Sacramento County Park Ranger Steve Ingall describes the rafts as “modified pool toys.”
“People are just blatantly running the risk of killing themselves,” said Ingall.
There’s nothing to it, really. They get on their specially made bike, with their helmets, sunglasses and matching jerseys, and then they go, riding together mile after mile, the faster and farther the better.
Dad, who is 59, pedals smoothly and efficiently while going 20 mph or more. His 30-year-old son sits in front on a custom-made seat, as if on a throne, smiling as the wind washes over his face.
When he hears his father grunt and groan going up an especially steep hill, he bursts out laughing. When the bike goes fast – they have topped 60 mph going down hills – the happiness races with it.
In 1992, Don Webb gave up competitive distance running and began looking for a new activity that he could do with his son Dustin, who was born with cerebral palsy, has never walked and taps out messages on a specialized computer to “talk” to his family. In the nearly 20 years since, father and son have traveled an estimated 70,000 miles.
It’s a different world once the bike gets moving. All of the challenges of everyday life – with eating and getting dressed and figuring out how to express oneself the easiest and best way – are behind them. Ahead is the simplest way of looking at life. You point. You pedal. You breathe. You move. And you just keep going.
On Father’s Day, when so many people are celebrating or taking stock, this father and son possibly hold the secret to happiness: Those challenges and heartbreaks and shortcomings everyone else sees are actually opportunities.
No one in the Webb family has ever dwelled on Dustin’s physical disabilities or used them as an excuse. Don Webb’s two able-bodied daughters, both older than Dustin, have watched their father and their brother take to the bike with a special passion and devotion, embracing the simple joy of a ride.
“It is absolutely a metaphor for life,” said oldest daughter Megan Fera, referring to the frequent bike rides. “My dad exhibits so much on his bike that he exhibits in his attitude about life. He just doesn’t quit. He’s really a hard worker. He doesn’t take time to feel sorry for himself about the challenges that come up.”
Don and Anne Webb, who have been married 37 years, moved to Sacramento with Dustin two years ago. Don credits his wife with being the primary advocate for their only son, from the time he was born, through the school years and now, well into adulthood.
When Dustin’s not on the bike with his father, he listens to audio books. He’s a jazz aficionado and major sports fan – following professional bike racing and rooting for the San Francisco Giants and Duke University basketball team.
His sisters, both married with children, also live in Sacramento. Don Webb owns a thriving project management company, Cordell Corp., which oversees the development of large sports, entertainment and cultural facilities. Among the company’s successes is Raley Field in West Sacramento. He figures he rides 7,000 miles annually, about half it with Dustin.

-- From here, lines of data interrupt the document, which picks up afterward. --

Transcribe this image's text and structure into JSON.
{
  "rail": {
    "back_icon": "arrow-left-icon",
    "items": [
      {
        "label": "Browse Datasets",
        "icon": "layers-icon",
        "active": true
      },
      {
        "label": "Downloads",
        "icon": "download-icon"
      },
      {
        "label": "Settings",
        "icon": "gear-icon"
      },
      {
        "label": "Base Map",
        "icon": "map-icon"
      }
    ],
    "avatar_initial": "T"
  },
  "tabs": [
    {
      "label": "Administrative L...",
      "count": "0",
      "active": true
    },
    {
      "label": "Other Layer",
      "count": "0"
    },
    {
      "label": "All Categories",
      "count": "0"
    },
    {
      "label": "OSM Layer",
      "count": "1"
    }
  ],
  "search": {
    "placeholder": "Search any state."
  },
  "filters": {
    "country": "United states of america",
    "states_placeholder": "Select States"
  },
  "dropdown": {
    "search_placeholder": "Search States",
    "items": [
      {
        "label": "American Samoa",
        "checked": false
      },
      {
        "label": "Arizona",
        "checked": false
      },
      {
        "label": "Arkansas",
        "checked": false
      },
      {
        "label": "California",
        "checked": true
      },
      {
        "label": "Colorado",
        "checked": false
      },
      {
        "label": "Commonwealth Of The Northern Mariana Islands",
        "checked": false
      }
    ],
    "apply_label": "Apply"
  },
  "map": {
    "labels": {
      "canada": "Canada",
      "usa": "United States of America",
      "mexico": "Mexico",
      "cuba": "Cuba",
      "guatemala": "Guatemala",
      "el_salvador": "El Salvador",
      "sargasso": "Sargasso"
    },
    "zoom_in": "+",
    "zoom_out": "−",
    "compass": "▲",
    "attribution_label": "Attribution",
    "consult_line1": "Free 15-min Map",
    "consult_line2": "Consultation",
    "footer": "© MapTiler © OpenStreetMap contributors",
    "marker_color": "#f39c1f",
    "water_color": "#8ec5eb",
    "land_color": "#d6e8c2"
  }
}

Since their arrival in town, father and son have become a familiar presence on the American River bike trail and on roadways throughout the region. To see them for the first time is to be moved in ways powerful and immediate, with the 75-pound Dustin strapped in a harness and often beaming as his dad powers the bike forward.

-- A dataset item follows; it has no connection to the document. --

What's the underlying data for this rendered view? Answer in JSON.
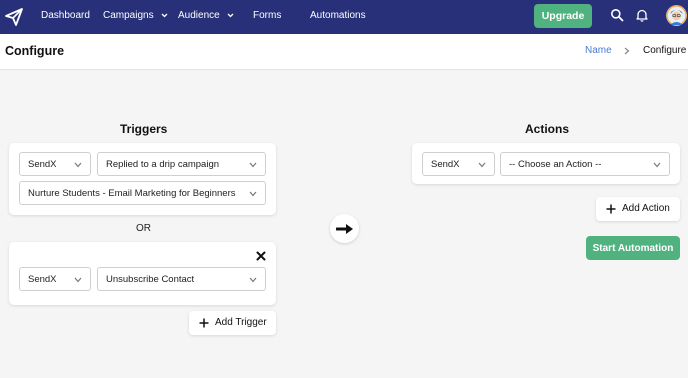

Sacramento Metro Fire water rescue teams were dispatched to the report of two people, a 38-year old female and a 10-year old male, stranded in shallow water on the high-flowing American River.
Fire crews quickly responded to the area and found the two standing in shallow, swift-moving water. They were assisted into the rescue boat and returned uninjured to shore. The pair said they were part of a three-raft flotilla, all tied together, when the raft’s tie rope became entangled in a bridge abutment and they had to cut free.
Once freed, the raft soon became caught in tree branches downriver, which they clung to fighting the strong current. They abandoned their boat and made it to shallow water; while their friends called 9-1-1 for help.